● **Work task**
All of the data that follows is to be printed exactly, without pictures.

● **Dataset excerpts**
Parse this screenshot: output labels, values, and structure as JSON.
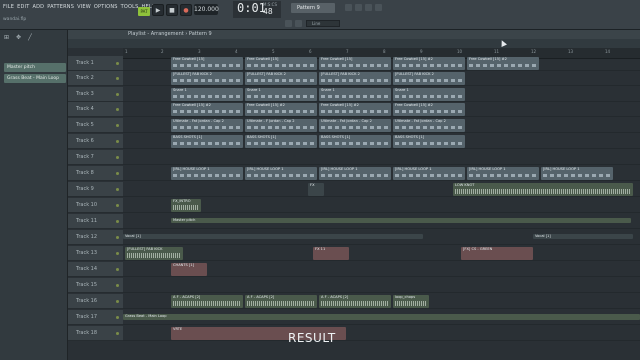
{
  "menu": [
    "FILE",
    "EDIT",
    "ADD",
    "PATTERNS",
    "VIEW",
    "OPTIONS",
    "TOOLS",
    "HELP"
  ],
  "filename": "wandai.flp",
  "transport": {
    "pat_label": "PAT",
    "play": "▶",
    "stop": "■",
    "rec": "●",
    "tempo": "120.000",
    "time_big": "0:01",
    "time_small": "M:S:CS",
    "time_ms": "48",
    "pattern": "Pattern 9",
    "snap": "Line"
  },
  "left_panel": {
    "tools": [
      "⊞",
      "✥",
      "╱"
    ],
    "items": [
      "Master pitch",
      "Grass Beat - Main Loop"
    ]
  },
  "playlist": {
    "title": "Playlist - Arrangement › Pattern 9",
    "ruler": [
      "1",
      "2",
      "3",
      "4",
      "5",
      "6",
      "7",
      "8",
      "9",
      "10",
      "11",
      "12",
      "13",
      "14",
      "15"
    ],
    "tracks": [
      "Track 1",
      "Track 2",
      "Track 3",
      "Track 4",
      "Track 5",
      "Track 6",
      "Track 7",
      "Track 8",
      "Track 9",
      "Track 10",
      "Track 11",
      "Track 12",
      "Track 13",
      "Track 14",
      "Track 15",
      "Track 16",
      "Track 17",
      "Track 18"
    ],
    "clips": {
      "t1": [
        "Free Cowbell [15]",
        "Free Cowbell [15]",
        "Free Cowbell [15]",
        "Free Cowbell [15] #2",
        "Free Cowbell [15] #2"
      ],
      "t2": [
        "[FULLEST] FAB KICK 2",
        "[FULLEST] FAB KICK 2",
        "[FULLEST] FAB KICK 2",
        "[FULLEST] FAB KICK 2"
      ],
      "t3": [
        "Snare 1",
        "Snare 1",
        "Snare 1",
        "Snare 1"
      ],
      "t4": [
        "Free Cowbell [15] #2",
        "Free Cowbell [15] #2",
        "Free Cowbell [15] #2",
        "Free Cowbell [15] #2"
      ],
      "t5": [
        "Ultimate - Fat Jordan - Cap 2",
        "Ultimate - F Jordan - Cap 2",
        "Ultimate - Fat Jordan - Cap 2",
        "Ultimate - Fat Jordan - Cap 2"
      ],
      "t6": [
        "BASS SHOTS [1]",
        "BASS SHOTS [1]",
        "BASS SHOTS [1]",
        "BASS SHOTS [1]"
      ],
      "t8": [
        "[IRL] HOUSE LOOP 1",
        "[IRL] HOUSE LOOP 1",
        "[IRL] HOUSE LOOP 1",
        "[IRL] HOUSE LOOP 1",
        "[IRL] HOUSE LOOP 1",
        "[IRL] HOUSE LOOP 1"
      ],
      "t9": [
        "FX",
        "LOW KNOT"
      ],
      "t10": [
        "FX_INTRO"
      ],
      "t11": [
        "Master pitch"
      ],
      "t12": [
        "Vocal [1]",
        "Vocal [1]"
      ],
      "t13": [
        "[FULLEST] FAB KICK",
        "FX 11",
        "[FX] CS - GREEN"
      ],
      "t14": [
        "CHANTS [1]"
      ],
      "t16": [
        "A F - ACAPS [2]",
        "A F - ACAPS [2]",
        "A F - ACAPS [2]",
        "loop_chops"
      ],
      "t17": [
        "Grass Beat - Main Loop"
      ],
      "t18": [
        "VRTE"
      ]
    }
  },
  "caption": "RESULT"
}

● **Task answer**
Parse this screenshot: output labels, values, and structure as JSON.
{
  "menu": [
    "FILE",
    "EDIT",
    "ADD",
    "PATTERNS",
    "VIEW",
    "OPTIONS",
    "TOOLS",
    "HELP"
  ],
  "filename": "wandai.flp",
  "transport": {
    "pat_label": "PAT",
    "play": "▶",
    "stop": "■",
    "rec": "●",
    "tempo": "120.000",
    "time_big": "0:01",
    "time_small": "M:S:CS",
    "time_ms": "48",
    "pattern": "Pattern 9",
    "snap": "Line"
  },
  "left_panel": {
    "tools": [
      "⊞",
      "✥",
      "╱"
    ],
    "items": [
      "Master pitch",
      "Grass Beat - Main Loop"
    ]
  },
  "playlist": {
    "title": "Playlist - Arrangement › Pattern 9",
    "ruler": [
      "1",
      "2",
      "3",
      "4",
      "5",
      "6",
      "7",
      "8",
      "9",
      "10",
      "11",
      "12",
      "13",
      "14",
      "15"
    ],
    "tracks": [
      "Track 1",
      "Track 2",
      "Track 3",
      "Track 4",
      "Track 5",
      "Track 6",
      "Track 7",
      "Track 8",
      "Track 9",
      "Track 10",
      "Track 11",
      "Track 12",
      "Track 13",
      "Track 14",
      "Track 15",
      "Track 16",
      "Track 17",
      "Track 18"
    ],
    "clips": {
      "t1": [
        "Free Cowbell [15]",
        "Free Cowbell [15]",
        "Free Cowbell [15]",
        "Free Cowbell [15] #2",
        "Free Cowbell [15] #2"
      ],
      "t2": [
        "[FULLEST] FAB KICK 2",
        "[FULLEST] FAB KICK 2",
        "[FULLEST] FAB KICK 2",
        "[FULLEST] FAB KICK 2"
      ],
      "t3": [
        "Snare 1",
        "Snare 1",
        "Snare 1",
        "Snare 1"
      ],
      "t4": [
        "Free Cowbell [15] #2",
        "Free Cowbell [15] #2",
        "Free Cowbell [15] #2",
        "Free Cowbell [15] #2"
      ],
      "t5": [
        "Ultimate - Fat Jordan - Cap 2",
        "Ultimate - F Jordan - Cap 2",
        "Ultimate - Fat Jordan - Cap 2",
        "Ultimate - Fat Jordan - Cap 2"
      ],
      "t6": [
        "BASS SHOTS [1]",
        "BASS SHOTS [1]",
        "BASS SHOTS [1]",
        "BASS SHOTS [1]"
      ],
      "t8": [
        "[IRL] HOUSE LOOP 1",
        "[IRL] HOUSE LOOP 1",
        "[IRL] HOUSE LOOP 1",
        "[IRL] HOUSE LOOP 1",
        "[IRL] HOUSE LOOP 1",
        "[IRL] HOUSE LOOP 1"
      ],
      "t9": [
        "FX",
        "LOW KNOT"
      ],
      "t10": [
        "FX_INTRO"
      ],
      "t11": [
        "Master pitch"
      ],
      "t12": [
        "Vocal [1]",
        "Vocal [1]"
      ],
      "t13": [
        "[FULLEST] FAB KICK",
        "FX 11",
        "[FX] CS - GREEN"
      ],
      "t14": [
        "CHANTS [1]"
      ],
      "t16": [
        "A F - ACAPS [2]",
        "A F - ACAPS [2]",
        "A F - ACAPS [2]",
        "loop_chops"
      ],
      "t17": [
        "Grass Beat - Main Loop"
      ],
      "t18": [
        "VRTE"
      ]
    }
  },
  "caption": "RESULT"
}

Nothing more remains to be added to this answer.